Although little known to today's concert goers, Thalberg's is a key name in piano history. Almost exactly contemporary with Liszt, his only rival among nineteenth century virtuosi, he brought a classical poise, magisterial technique, exquisite touch and impressive intellectual rigour to performances which earned the widespread admiration of his peers. (His teachers included Hummel, Kalkbrenner and Moscheles.) If, in comparison to Liszt he was found wanting in fire and imagination, he more than compensated with a uniquely eloquent cantilena based on long and serious study of bel canto singing. Liszt himself commented on his extraordinary ability to 'play the violin on the piano'.

Widely believed to be an illegitimate son of Count Moritz Dietrichstein, Thalberg was sent to Vienna at an early age to study law but by 1826 was playing in private soirées; his Fantasy and Variations on motives from Weber's Euryanthe, Op.1 was published before his 15th birthday. He played first in London in 1830, starting a pattern of widespread touring which was to last for more than 30 years and to take him to North and South America in the 1850s.

Thalberg's compositions consist mainly of opera fantasies and character pieces - essentially vehicles for his own performance, yet, despite their formidable technical challenges, hugely successful with amateur pianists throughout the world. More ambitious pieces include a piano concerto, Op.5, the Piano Sonata in C minor, Op.56 (1844) and Piano Trio, Op.69 (1851). He also composed eight books of German lieder and two operas, Florinda (London, 1851) and Cristina di Svezia (Vienna, 1855).

After several year's residence in New York (during which he branched into opera management), Thalberg purchased a villa in Posillipo in 1858. During retirement there (from 1863) he developed a successful vineyard.

(Please click the thumbnails below to view larger image)

Fantaisie sur des motifs favoris de l'opéra Robert le Diable de Meyerbeer, Op.6. Vienna, [1833]. Caprice Op.15. Vienna>, [1836]. Deux Nocturnes, Op.16. Vienna, [1836].

Grand Fantasia on the celebrated prayer in Rossini's opera Mosé in Egitto. Op.33 London, [1839]. Home! Sweet home! Air anglais varié, Op.72 ... Third edition. New York, [1857?]. Les Soirées de Pausilippe. 24 Pensées Musicales Op.75. Mainz, [1863].

No.1 from L'Art du Chant appliqué au piano, Op.70. London, [1853]. Célèbre Ballade ..., Op.76. Paris, [1862?]. Opere Postume. Milan, [1873].

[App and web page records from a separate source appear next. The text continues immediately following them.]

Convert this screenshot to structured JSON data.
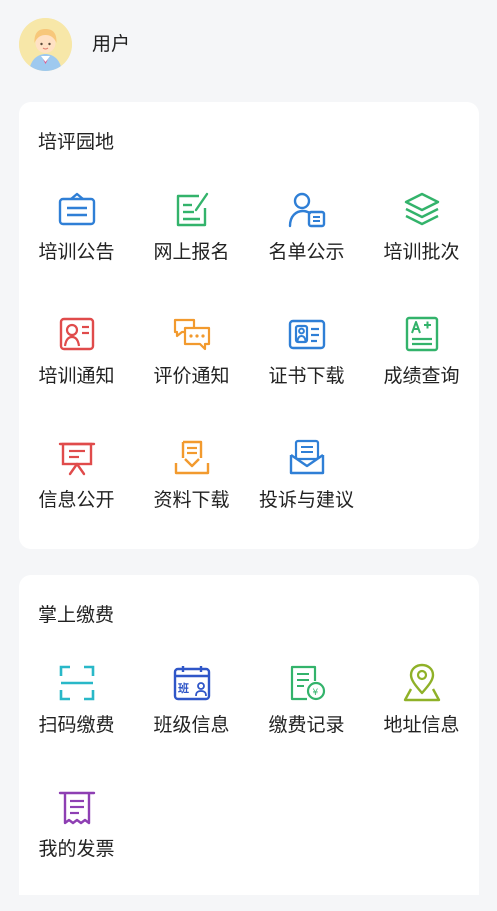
{
  "header": {
    "username": "用户",
    "avatar_icon": "user-avatar-icon"
  },
  "sections": [
    {
      "title": "培评园地",
      "items": [
        {
          "label": "培训公告",
          "icon": "announcement-icon",
          "color": "#2f7fd6"
        },
        {
          "label": "网上报名",
          "icon": "form-edit-icon",
          "color": "#33b36b"
        },
        {
          "label": "名单公示",
          "icon": "user-list-icon",
          "color": "#2f7fd6"
        },
        {
          "label": "培训批次",
          "icon": "layers-icon",
          "color": "#33b36b"
        },
        {
          "label": "培训通知",
          "icon": "notice-user-icon",
          "color": "#e04b4b"
        },
        {
          "label": "评价通知",
          "icon": "chat-bubble-icon",
          "color": "#f29a2e"
        },
        {
          "label": "证书下载",
          "icon": "id-card-icon",
          "color": "#2f7fd6"
        },
        {
          "label": "成绩查询",
          "icon": "grade-icon",
          "color": "#33b36b"
        },
        {
          "label": "信息公开",
          "icon": "presentation-icon",
          "color": "#e04b4b"
        },
        {
          "label": "资料下载",
          "icon": "download-icon",
          "color": "#f29a2e"
        },
        {
          "label": "投诉与建议",
          "icon": "mail-icon",
          "color": "#2f7fd6"
        }
      ]
    },
    {
      "title": "掌上缴费",
      "items": [
        {
          "label": "扫码缴费",
          "icon": "scan-icon",
          "color": "#29b8c8"
        },
        {
          "label": "班级信息",
          "icon": "class-calendar-icon",
          "color": "#2f56c8"
        },
        {
          "label": "缴费记录",
          "icon": "payment-record-icon",
          "color": "#33b36b"
        },
        {
          "label": "地址信息",
          "icon": "location-pin-icon",
          "color": "#8fb128"
        },
        {
          "label": "我的发票",
          "icon": "invoice-icon",
          "color": "#8e3fb3"
        }
      ]
    }
  ]
}
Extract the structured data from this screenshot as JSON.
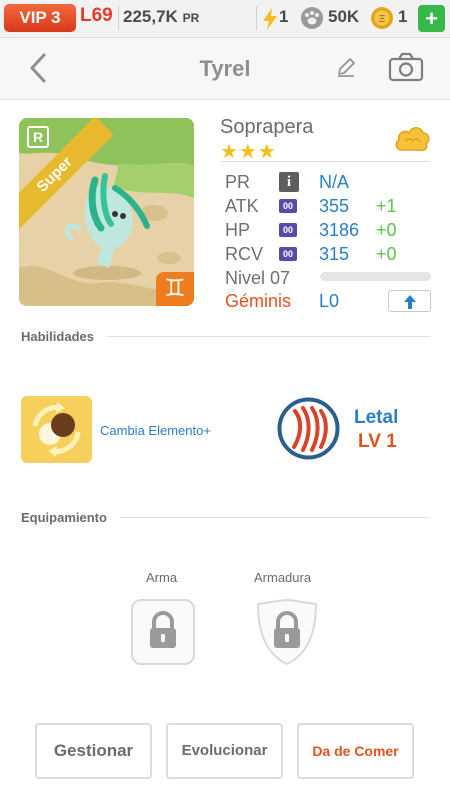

Souvenir du Ballo in Maschera de Verdi, Op.81.  Autograph manuscript of one of Thalberg's last fantasies, Posilipo, January 1864.

Programme for a Thalberg concert in Paris, 21 March 1838. Letter in English, dated 22 March 1864, to an employee of Erard's London showrooms at 18 Great Marlborough Street. (For transcription see below).

Lithograph by C. Kreutzberger after a photograph by Nadar.  Paris, [c.1870].

Posilipo, March 22d 1864

My dear George
I had this morning a letter from old Fish enclosing 40£ which he obtained from the Railway Company for damages. I am sure he succeeded not without great exertions; therefore I wish you would hand him over a 5£ note with my best thanks. We also want some Tea, the same we always take in Marlboro' St, about ten pounds; don't you call that a quarter of a chest? To be sent by the same steamer - all the money you spend for me to be put to my account with the house in Paris.
I hope you are all well and that Charles and Mrs. George will regain all their strength with the fine season.
Ever yours truly
S. Thalberg

Love to Frederic, Schulz, Licalsi, Costa etc., etc.